Author: Ashley Elston
Category: Young Adult
Release Date: 5-14-13
She’s been six different people in six different places: Madeline in Ohio, Isabelle in Missouri, Olivia in Kentucky . . . But now that she’s been transplanted to rural Louisiana, she has decided that this fake identity will be her last. Witness Protection has taken nearly everything from her. But for now, they’ve given her a new name, Megan Rose Jones, and a horrible hair color. For the past eight months, Meg has begged her father to answer one question: What on earth did he do – or see – that landed them in this god-awful mess? Meg has just about had it with all the Suits’ rules — and her dad’s silence. If he won’t help, it’s time she got some answers for herself. But Meg isn’t counting on Ethan Landry, an adorable Louisiana farm boy who’s too smart for his own good. He knows Meg is hiding something big. And it just might get both of them killed. As they embark on a perilous journey to free her family once and for all, Meg discovers that there’s only one rule that really matters — survival. – Goodreads
“The changes transform my face. My eyes are larger. The angles are stronger. My face looks too thin. The woman is right – no one from my former life would recognize me. I am truly gone.” – ARC pg. 5

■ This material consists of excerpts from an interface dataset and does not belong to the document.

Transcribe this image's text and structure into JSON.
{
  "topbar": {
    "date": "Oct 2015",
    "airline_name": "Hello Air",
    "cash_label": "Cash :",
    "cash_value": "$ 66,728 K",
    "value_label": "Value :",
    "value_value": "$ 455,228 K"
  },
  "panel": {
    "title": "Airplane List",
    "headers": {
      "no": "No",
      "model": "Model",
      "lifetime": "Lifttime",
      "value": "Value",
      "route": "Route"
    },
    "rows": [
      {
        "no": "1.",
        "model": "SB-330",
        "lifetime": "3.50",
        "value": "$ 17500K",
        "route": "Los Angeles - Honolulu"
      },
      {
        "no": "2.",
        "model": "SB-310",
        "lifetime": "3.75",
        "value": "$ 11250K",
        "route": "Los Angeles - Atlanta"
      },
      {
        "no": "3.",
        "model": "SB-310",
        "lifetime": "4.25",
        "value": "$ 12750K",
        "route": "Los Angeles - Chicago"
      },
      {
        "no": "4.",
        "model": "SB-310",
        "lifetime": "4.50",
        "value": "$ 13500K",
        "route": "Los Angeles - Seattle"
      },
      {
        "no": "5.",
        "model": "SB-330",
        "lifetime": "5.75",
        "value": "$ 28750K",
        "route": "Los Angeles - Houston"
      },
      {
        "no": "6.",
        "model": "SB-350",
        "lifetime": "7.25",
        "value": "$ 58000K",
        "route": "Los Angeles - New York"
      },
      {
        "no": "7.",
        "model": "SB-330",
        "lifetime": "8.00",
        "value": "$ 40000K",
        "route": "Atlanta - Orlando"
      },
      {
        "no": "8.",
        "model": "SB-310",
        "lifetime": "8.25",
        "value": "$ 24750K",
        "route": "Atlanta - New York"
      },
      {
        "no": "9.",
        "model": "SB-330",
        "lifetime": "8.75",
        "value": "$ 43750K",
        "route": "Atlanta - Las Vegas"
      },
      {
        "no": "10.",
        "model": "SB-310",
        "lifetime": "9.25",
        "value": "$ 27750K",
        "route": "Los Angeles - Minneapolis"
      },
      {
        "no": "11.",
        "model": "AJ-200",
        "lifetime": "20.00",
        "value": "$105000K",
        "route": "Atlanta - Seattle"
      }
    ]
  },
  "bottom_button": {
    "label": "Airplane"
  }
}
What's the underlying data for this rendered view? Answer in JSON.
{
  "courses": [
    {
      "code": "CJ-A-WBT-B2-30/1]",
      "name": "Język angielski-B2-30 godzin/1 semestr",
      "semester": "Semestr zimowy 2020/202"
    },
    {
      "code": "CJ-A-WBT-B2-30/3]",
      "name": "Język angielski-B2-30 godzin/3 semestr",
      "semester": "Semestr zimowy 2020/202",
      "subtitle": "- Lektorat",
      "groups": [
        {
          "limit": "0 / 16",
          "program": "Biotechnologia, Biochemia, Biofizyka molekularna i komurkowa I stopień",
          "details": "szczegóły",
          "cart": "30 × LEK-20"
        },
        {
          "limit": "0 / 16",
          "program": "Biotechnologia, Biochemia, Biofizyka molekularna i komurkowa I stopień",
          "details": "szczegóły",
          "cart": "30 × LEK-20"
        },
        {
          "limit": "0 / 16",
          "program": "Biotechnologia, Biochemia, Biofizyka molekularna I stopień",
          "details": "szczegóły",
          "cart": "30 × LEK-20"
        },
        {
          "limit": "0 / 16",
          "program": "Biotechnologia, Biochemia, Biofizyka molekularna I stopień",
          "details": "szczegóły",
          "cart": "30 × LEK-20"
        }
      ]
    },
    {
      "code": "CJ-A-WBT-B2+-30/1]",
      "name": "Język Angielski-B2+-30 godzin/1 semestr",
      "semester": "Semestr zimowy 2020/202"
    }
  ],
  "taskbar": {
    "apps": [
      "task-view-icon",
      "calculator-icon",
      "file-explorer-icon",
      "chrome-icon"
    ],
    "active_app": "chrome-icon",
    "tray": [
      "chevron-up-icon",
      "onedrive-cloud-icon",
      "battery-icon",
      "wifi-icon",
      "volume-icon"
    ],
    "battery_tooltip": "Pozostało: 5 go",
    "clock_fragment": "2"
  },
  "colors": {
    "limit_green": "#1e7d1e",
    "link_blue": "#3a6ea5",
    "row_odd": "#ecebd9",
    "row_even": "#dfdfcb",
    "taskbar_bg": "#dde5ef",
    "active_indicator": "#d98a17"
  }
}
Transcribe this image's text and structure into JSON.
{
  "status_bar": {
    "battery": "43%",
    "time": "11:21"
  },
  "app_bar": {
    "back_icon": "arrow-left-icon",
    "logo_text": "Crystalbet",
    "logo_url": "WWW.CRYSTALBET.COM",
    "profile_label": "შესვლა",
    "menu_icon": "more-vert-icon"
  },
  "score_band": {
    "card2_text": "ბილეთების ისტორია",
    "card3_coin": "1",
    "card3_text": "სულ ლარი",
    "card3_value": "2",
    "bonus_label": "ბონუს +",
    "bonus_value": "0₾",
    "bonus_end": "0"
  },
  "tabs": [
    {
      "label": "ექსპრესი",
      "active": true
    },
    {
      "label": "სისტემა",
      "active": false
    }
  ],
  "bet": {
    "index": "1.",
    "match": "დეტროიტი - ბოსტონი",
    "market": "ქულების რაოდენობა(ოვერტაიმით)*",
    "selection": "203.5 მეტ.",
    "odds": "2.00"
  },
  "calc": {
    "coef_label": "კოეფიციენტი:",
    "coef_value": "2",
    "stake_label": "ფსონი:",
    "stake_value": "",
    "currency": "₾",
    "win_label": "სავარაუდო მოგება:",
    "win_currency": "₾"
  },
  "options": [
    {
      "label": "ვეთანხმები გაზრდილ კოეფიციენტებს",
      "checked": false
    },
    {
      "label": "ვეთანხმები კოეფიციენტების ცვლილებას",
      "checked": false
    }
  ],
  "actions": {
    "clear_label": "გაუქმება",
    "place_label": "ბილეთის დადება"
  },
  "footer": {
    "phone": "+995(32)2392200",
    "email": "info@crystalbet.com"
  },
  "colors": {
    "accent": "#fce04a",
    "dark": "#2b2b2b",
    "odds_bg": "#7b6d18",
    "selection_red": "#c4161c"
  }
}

The Rules For Disappearing was a surprise win for me. I am not usually one to try books where the plot could go so easily into well trod territory with seemingly unavoidable cliche, but this story managed to avoid that. Meg’s life on the move was exhausting and disheartening and, as a reader, I felt every bit of her despair. I wasn’t expecting for the story to be so internal to Meg’s experience and I must say that it helped me feel connected with everyone in the story. With no knowledge of why her family was in witness protection, her life seems to stretch ahead of her, a long road with no clear end to it. The small town in Louisiana where Meg and her family end up was a great setting for the book. There were some moments of humor when Meg had some you ain’t from around here, are you? experiences and I liked the way the small town made Ethan a very grounded character to contrast with Meg’s constant movement, both emotionally and geographically.
The pacing was very good. The book starts in the middle of a relocation so I was immediately given a picture of what Meg and her family had been going through, while the story moved ahead and described the real toll that this life was taking on her parents and her sister. As the emotional elements of the story leveled out, the mystery of their relocation, the truth behind their reasons for being out in the program, and Megs determination to fix everything, was laid out very quickly and succinctly. There were some great plot twists and the ending was closed enough to make me smile, but creepy enough to make sure that I will be back for book two. If you’ve been wondering about this book, I highly recommend that you pick it up and give it a chance. I am certainly glad that I did.
I received this galley in exchange for my honest review.